Good article, Report
Strength training is a great way to create balance, SparkFriends. Good information, thsnx Report
I’m adding more each week Report
Good article. Report
Great advice. Report
My favorite excuse I heard from a woman was she couldn't exercise because her hair was too long. Her hair was down to about the middle of her back. My response was "Please! I exercise at least twice a week." My hair is down past my waste/butt. Report
I find it easier to just follow a exercise video Report
Thanks Report
ETHELMERZ
Uh huh Report
All really poor excuses....just do it! Report
Thanks Report
Thanks for the article! Report


 

About The Author
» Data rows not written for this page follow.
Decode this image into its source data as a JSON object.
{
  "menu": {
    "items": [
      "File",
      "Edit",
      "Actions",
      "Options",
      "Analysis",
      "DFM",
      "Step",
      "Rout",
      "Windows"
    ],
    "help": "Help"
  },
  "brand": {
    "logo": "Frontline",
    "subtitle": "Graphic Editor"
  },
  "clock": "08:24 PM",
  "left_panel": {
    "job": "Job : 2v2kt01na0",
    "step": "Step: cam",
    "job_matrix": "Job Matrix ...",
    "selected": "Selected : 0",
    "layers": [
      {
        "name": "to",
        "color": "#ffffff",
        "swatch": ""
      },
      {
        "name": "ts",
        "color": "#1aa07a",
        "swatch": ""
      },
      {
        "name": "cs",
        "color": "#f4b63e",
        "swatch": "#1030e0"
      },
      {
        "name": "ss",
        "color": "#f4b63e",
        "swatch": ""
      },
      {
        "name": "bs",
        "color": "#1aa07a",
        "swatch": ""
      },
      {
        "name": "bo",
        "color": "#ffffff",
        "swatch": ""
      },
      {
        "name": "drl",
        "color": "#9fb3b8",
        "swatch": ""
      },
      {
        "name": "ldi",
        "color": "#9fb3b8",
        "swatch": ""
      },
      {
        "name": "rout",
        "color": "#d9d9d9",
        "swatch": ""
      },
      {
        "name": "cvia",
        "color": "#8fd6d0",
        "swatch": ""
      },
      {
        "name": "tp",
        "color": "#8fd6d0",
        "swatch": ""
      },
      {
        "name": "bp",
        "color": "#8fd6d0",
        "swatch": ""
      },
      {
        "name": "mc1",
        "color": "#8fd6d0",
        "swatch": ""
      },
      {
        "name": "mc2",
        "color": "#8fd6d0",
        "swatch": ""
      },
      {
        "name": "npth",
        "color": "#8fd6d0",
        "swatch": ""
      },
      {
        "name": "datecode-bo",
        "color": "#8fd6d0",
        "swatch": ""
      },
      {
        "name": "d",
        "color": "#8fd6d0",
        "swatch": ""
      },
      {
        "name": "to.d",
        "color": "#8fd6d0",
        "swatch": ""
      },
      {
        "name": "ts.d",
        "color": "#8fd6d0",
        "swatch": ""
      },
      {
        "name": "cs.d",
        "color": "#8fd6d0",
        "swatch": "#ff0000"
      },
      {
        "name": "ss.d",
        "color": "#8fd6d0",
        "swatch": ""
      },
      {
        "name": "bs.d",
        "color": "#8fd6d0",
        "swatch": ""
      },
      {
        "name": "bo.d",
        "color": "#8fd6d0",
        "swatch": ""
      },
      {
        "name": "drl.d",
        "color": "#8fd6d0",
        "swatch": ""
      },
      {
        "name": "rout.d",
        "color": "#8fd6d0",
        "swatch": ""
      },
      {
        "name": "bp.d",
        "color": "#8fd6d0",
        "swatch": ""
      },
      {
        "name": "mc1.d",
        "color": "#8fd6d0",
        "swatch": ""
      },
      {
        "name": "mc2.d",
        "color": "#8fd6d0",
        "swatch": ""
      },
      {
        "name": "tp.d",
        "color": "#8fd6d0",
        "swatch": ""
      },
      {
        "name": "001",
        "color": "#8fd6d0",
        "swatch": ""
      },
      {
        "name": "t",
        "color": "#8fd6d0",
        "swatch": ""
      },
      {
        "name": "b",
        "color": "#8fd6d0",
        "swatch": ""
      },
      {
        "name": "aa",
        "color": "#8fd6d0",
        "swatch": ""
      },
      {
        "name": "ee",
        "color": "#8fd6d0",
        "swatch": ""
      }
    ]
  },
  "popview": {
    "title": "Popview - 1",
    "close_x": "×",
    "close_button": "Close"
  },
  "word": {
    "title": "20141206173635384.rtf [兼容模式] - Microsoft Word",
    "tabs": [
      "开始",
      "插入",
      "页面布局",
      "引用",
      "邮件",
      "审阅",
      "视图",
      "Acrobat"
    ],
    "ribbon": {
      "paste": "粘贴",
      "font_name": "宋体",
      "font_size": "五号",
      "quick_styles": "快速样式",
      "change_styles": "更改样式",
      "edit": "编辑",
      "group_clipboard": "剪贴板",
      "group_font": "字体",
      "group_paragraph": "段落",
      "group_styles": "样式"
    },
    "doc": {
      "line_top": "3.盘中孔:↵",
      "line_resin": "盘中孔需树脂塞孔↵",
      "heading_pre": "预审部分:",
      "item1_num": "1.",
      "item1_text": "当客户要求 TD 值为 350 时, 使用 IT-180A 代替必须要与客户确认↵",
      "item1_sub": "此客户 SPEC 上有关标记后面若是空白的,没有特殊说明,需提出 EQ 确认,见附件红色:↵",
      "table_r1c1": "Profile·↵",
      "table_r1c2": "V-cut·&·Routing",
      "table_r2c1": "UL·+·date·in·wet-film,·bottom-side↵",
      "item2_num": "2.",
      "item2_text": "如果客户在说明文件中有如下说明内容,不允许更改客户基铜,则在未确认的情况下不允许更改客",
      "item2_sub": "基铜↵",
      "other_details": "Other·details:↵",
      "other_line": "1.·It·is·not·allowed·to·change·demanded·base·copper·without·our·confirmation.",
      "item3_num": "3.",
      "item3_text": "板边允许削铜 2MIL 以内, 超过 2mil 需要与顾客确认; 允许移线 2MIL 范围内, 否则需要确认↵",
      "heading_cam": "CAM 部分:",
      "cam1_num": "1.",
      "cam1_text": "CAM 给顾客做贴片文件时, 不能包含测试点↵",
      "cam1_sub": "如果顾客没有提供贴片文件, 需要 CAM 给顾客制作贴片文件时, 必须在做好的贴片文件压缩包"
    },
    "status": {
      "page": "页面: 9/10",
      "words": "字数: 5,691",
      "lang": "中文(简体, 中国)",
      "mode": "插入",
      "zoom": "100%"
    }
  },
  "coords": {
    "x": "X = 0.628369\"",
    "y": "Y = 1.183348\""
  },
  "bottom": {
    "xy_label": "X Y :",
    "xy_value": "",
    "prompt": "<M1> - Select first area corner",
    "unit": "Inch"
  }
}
Jen Mueller
Jen Mueller
Jen received her master's degree in health promotion and education from the University of Cincinnati. A mom and avid runner, she is an ACE-certified personal trainer, health coach and medical exercise specialist, with additional certifications in behavior change, functional training and senior fitness. She is also a RRCA-certified running coach. See all of Jen's articles.